August 6, 2020   •   News

FAO CBIT-AFOLU programme: enhancing capacity and boosting transparency in the Agriculture and Land Use sectors

Agriculture and land use sector play an essential role in climate change mitigation and adaptation, but there are technical, institutional and capacity barriers that make them more difficult to quantify, evaluate, monitor and report on, with respect to other sectors. As countries are preparing to raise their ambition in the new round of Nationally Determined Contributions (NDCs), it is of utmost importance that they can rely on tools and capacity development to capture their efforts in the AFOLU sector.

Project inception workshop, FAO headquarters, March 2019. Photo credit Mirella Salvatore.

Under the Capacity Building Initiative for Transparency (CBIT) funded by the Global Environment Facility (GEF), FAO launched the CBIT-AFOLU programme to support countries in meeting the Enhanced Transparency Framework (ETF) requirements. The programme consists of both a global and 10 national CBIT-AFOLU projects.
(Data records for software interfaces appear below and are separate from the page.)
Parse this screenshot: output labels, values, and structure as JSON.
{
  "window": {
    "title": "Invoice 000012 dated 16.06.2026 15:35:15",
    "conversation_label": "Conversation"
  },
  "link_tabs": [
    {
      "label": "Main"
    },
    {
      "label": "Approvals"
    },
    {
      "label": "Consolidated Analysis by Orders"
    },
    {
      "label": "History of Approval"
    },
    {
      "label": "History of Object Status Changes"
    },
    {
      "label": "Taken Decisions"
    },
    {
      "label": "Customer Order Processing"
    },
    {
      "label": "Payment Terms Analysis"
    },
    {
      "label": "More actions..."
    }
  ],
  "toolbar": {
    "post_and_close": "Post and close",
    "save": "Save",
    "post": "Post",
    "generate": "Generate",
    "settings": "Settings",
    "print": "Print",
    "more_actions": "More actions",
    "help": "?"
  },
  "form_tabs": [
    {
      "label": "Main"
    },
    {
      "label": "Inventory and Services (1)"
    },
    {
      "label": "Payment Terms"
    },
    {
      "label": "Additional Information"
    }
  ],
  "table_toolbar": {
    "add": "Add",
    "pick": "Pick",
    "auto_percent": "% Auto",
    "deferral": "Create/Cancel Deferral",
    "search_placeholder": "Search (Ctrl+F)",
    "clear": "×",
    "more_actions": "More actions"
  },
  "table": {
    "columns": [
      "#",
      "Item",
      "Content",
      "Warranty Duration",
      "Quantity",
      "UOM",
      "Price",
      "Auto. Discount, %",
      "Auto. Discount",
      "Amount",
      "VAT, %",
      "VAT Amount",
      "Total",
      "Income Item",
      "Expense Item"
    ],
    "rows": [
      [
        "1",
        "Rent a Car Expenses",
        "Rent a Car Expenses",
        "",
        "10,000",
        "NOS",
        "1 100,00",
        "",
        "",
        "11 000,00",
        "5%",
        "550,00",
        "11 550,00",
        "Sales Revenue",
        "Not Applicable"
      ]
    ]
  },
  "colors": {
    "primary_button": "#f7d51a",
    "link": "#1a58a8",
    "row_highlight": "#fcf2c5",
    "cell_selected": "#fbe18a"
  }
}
The national projects – namely Mongolia, Cambodia, Papua New Guinea, Afghanistan, Bangladesh, Sri Lanka, Benin, Equatorial Guinea, Cuba and Nicaragua – aim at addressing the capacity gaps and needs in terms of transparency. The global project focuses on producing ETF-enhanced global products, such as tools, guidance, training packages and e-learnings, to support the national CBIT-AFOLU projects and 13 pilot countries, along three main pillars: Institutional Arrangements, Measuring, Reporting and Verification (MRV) and Monitoring and Evaluation (M&E).

Pilot countries have a pivotal role in the project, as their inputs are crucial to validate and refine a series of products while stimulating country-level capacities strengthening through their use. The global project involves countries from different regions of the world, namely Guinea, Kenya, Malawi, Mozambique, Mali, Senegal, Sudan, Zambia and Zimbabwe in Africa, Myanmar and China in Asia and Colombia and Uruguay in Latin America. The identification of the pilot countries took place in two phases, the first one during the project preparation in 2017/2018 to assess the countries’ eligibility, and a second one during the inception phase in 2019, exploring countries’ interest to participate in transparency-related activities. The selection process took into consideration several aspects, from the GHG profile to the NDC pledges. To build commitment and trust, the pilot countries were asked to identify CBIT-AFOLU focal points, with a specific role and responsibilities.

In order to receive tailored support, pilot countries participated in a survey to identify the main gaps and needs to be addressed. For each component, the survey provided an understanding of which areas need the most support, which tools are the most used, and their initial feedback on their usage. Based on the results of the survey and on countries’ preferences, the implementing team facilitated individual exchanges, to familiarize with the country team and develop together country-specific work plans.

As the project activities unroll, countries will be asked to test and provide feedback on some ‘ETF-ready’ products, and at the same time they will receive specific training to enhance capacity on their usage. By addressing country views, the usability of the ETF-enhanced global products at larger scale will be ensured allowing the dissemination to a wider audience of countries and transparency practitioners.

Project inception workshop, FAO headquarters, March 2019. Photo credit Mirella Salvatore.

The project will also facilitate the establishment of a network of AFOLU transparency practitioners, where they can share their experiences and best practices, and learn from each other through a virtual exchange, in collaboration with other partner agencies and organizations. Beyond the expected outcomes of the project, the implementation of these activities is already bringing beneficial results, mainly related to the development of new processes of mapping countries’ needs, aligning tools to country requests and identifying the best modalities to deliver an effective and sustainable capacity development. Such achievements are particularly important in light of the limitations arising from COVID-19 global outbreak, and they are already being put in practice in an effort to replicate and upscale the process in other projects and countries.